PROBLEM DESCRIPTION: Go through the data below line by line. Give only the number of lines that contain "this".

DATA SUPPLIED:
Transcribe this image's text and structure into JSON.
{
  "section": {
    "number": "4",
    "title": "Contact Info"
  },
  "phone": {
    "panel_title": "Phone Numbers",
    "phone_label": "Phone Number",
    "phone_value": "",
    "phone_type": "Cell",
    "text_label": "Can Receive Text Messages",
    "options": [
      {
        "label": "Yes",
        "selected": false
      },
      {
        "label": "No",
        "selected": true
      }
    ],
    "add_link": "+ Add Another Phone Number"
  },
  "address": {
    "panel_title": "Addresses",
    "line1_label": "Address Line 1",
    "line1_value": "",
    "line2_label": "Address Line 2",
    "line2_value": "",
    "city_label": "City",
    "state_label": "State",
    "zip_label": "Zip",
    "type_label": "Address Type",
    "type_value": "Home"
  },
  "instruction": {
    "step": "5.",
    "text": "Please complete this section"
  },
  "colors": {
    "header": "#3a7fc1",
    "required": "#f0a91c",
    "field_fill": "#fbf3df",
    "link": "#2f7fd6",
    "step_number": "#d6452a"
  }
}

YOUR RESPONSE: 2